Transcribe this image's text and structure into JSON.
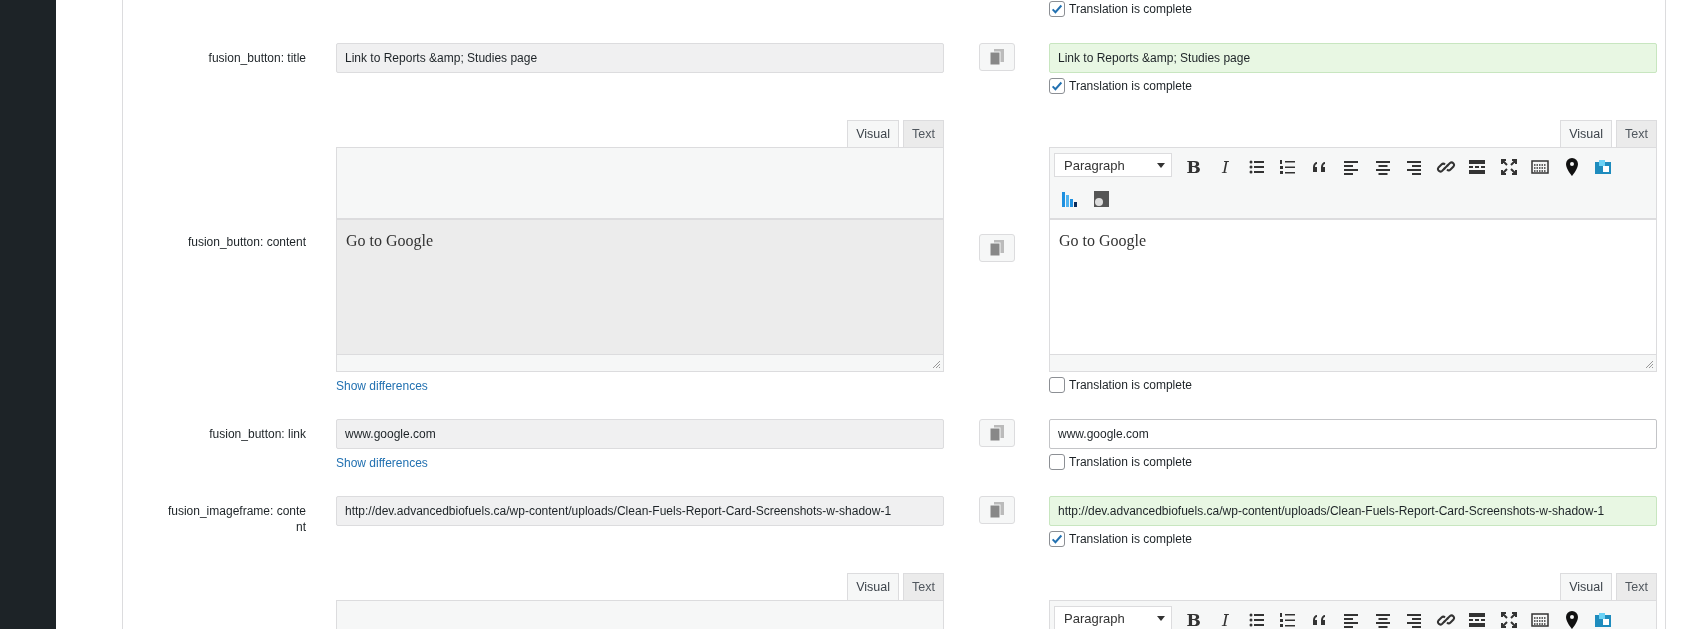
{
  "previous_row": {
    "complete": {
      "label": "Translation is complete",
      "checked": true
    }
  },
  "fields": [
    {
      "kind": "text",
      "label": "fusion_button: title",
      "original": "Link to Reports &amp; Studies page",
      "translation": "Link to Reports &amp; Studies page",
      "complete": {
        "label": "Translation is complete",
        "checked": true
      }
    },
    {
      "kind": "editor",
      "label": "fusion_button: content",
      "original": "Go to Google",
      "original_tabs": [
        {
          "label": "Visual",
          "selected": true
        },
        {
          "label": "Text",
          "selected": false
        }
      ],
      "translation": "Go to Google",
      "translation_tabs": [
        {
          "label": "Visual",
          "selected": true
        },
        {
          "label": "Text",
          "selected": false
        }
      ],
      "toolbar": {
        "format": "Paragraph",
        "buttons": [
          {
            "kind": "bold",
            "glyph": "B"
          },
          {
            "kind": "italic",
            "glyph": "I"
          },
          {
            "kind": "bullets"
          },
          {
            "kind": "numbers"
          },
          {
            "kind": "quote"
          },
          {
            "kind": "align-left"
          },
          {
            "kind": "align-center"
          },
          {
            "kind": "align-right"
          },
          {
            "kind": "link"
          },
          {
            "kind": "more"
          },
          {
            "kind": "fullscreen"
          },
          {
            "kind": "keyboard"
          },
          {
            "kind": "pin"
          },
          {
            "kind": "plugin"
          },
          {
            "kind": "chart"
          },
          {
            "kind": "gplugin"
          }
        ]
      },
      "show_differences": "Show differences",
      "complete": {
        "label": "Translation is complete",
        "checked": false
      }
    },
    {
      "kind": "text",
      "label": "fusion_button: link",
      "original": "www.google.com",
      "translation": "www.google.com",
      "show_differences": "Show differences",
      "complete": {
        "label": "Translation is complete",
        "checked": false
      }
    },
    {
      "kind": "text",
      "label": "fusion_imageframe: content",
      "original": "http://dev.advancedbiofuels.ca/wp-content/uploads/Clean-Fuels-Report-Card-Screenshots-w-shadow-1",
      "translation": "http://dev.advancedbiofuels.ca/wp-content/uploads/Clean-Fuels-Report-Card-Screenshots-w-shadow-1",
      "complete": {
        "label": "Translation is complete",
        "checked": true
      }
    }
  ],
  "next_editor": {
    "original_tabs": [
      {
        "label": "Visual",
        "selected": true
      },
      {
        "label": "Text",
        "selected": false
      }
    ],
    "translation_tabs": [
      {
        "label": "Visual",
        "selected": true
      },
      {
        "label": "Text",
        "selected": false
      }
    ],
    "toolbar": {
      "format": "Paragraph",
      "buttons": [
        {
          "kind": "bold",
          "glyph": "B"
        },
        {
          "kind": "italic",
          "glyph": "I"
        },
        {
          "kind": "bullets"
        },
        {
          "kind": "numbers"
        },
        {
          "kind": "quote"
        },
        {
          "kind": "align-left"
        },
        {
          "kind": "align-center"
        },
        {
          "kind": "align-right"
        },
        {
          "kind": "link"
        },
        {
          "kind": "more"
        },
        {
          "kind": "fullscreen"
        },
        {
          "kind": "keyboard"
        },
        {
          "kind": "pin"
        },
        {
          "kind": "plugin"
        }
      ]
    }
  }
}
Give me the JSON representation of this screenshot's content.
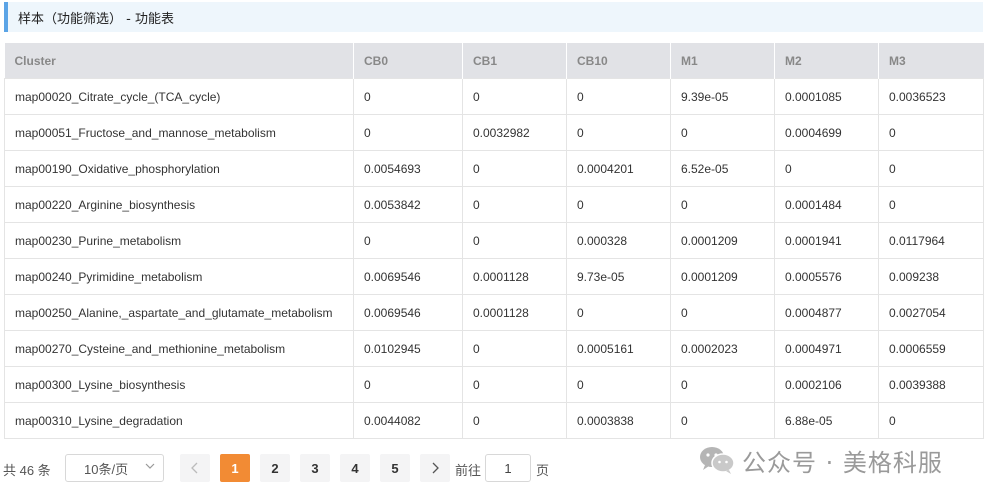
{
  "header": {
    "title": "样本（功能筛选） - 功能表"
  },
  "table": {
    "columns": [
      "Cluster",
      "CB0",
      "CB1",
      "CB10",
      "M1",
      "M2",
      "M3"
    ],
    "rows": [
      [
        "map00020_Citrate_cycle_(TCA_cycle)",
        "0",
        "0",
        "0",
        "9.39e-05",
        "0.0001085",
        "0.0036523"
      ],
      [
        "map00051_Fructose_and_mannose_metabolism",
        "0",
        "0.0032982",
        "0",
        "0",
        "0.0004699",
        "0"
      ],
      [
        "map00190_Oxidative_phosphorylation",
        "0.0054693",
        "0",
        "0.0004201",
        "6.52e-05",
        "0",
        "0"
      ],
      [
        "map00220_Arginine_biosynthesis",
        "0.0053842",
        "0",
        "0",
        "0",
        "0.0001484",
        "0"
      ],
      [
        "map00230_Purine_metabolism",
        "0",
        "0",
        "0.000328",
        "0.0001209",
        "0.0001941",
        "0.0117964"
      ],
      [
        "map00240_Pyrimidine_metabolism",
        "0.0069546",
        "0.0001128",
        "9.73e-05",
        "0.0001209",
        "0.0005576",
        "0.009238"
      ],
      [
        "map00250_Alanine,_aspartate_and_glutamate_metabolism",
        "0.0069546",
        "0.0001128",
        "0",
        "0",
        "0.0004877",
        "0.0027054"
      ],
      [
        "map00270_Cysteine_and_methionine_metabolism",
        "0.0102945",
        "0",
        "0.0005161",
        "0.0002023",
        "0.0004971",
        "0.0006559"
      ],
      [
        "map00300_Lysine_biosynthesis",
        "0",
        "0",
        "0",
        "0",
        "0.0002106",
        "0.0039388"
      ],
      [
        "map00310_Lysine_degradation",
        "0.0044082",
        "0",
        "0.0003838",
        "0",
        "6.88e-05",
        "0"
      ]
    ]
  },
  "pagination": {
    "total": "共 46 条",
    "page_size": "10条/页",
    "prev_icon": "chevron-left-icon",
    "next_icon": "chevron-right-icon",
    "pages": [
      "1",
      "2",
      "3",
      "4",
      "5"
    ],
    "current_page": "1",
    "goto_label": "前往",
    "goto_value": "1",
    "goto_unit": "页"
  },
  "watermark": {
    "text": "公众号 · 美格科服",
    "icon": "wechat-icon"
  },
  "colors": {
    "accent": "#f28b34",
    "title_border": "#5ba4e6",
    "header_bg": "#e1e2e6"
  }
}
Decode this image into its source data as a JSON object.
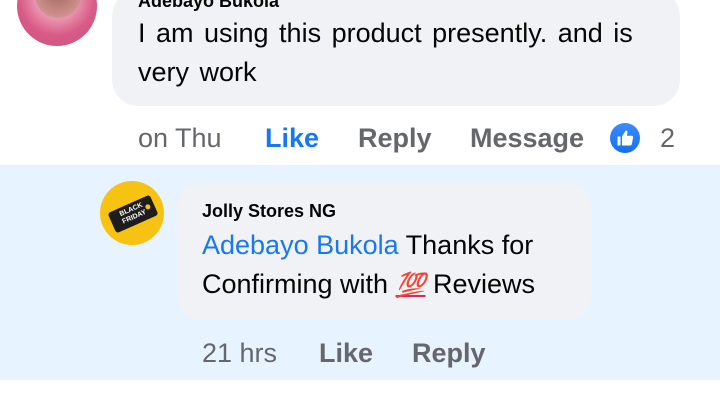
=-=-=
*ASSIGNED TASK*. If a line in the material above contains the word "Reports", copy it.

*OUTPUT*.
      "original": "Link to Reports &amp; Studies page",
      "translation": "Link to Reports &amp; Studies page",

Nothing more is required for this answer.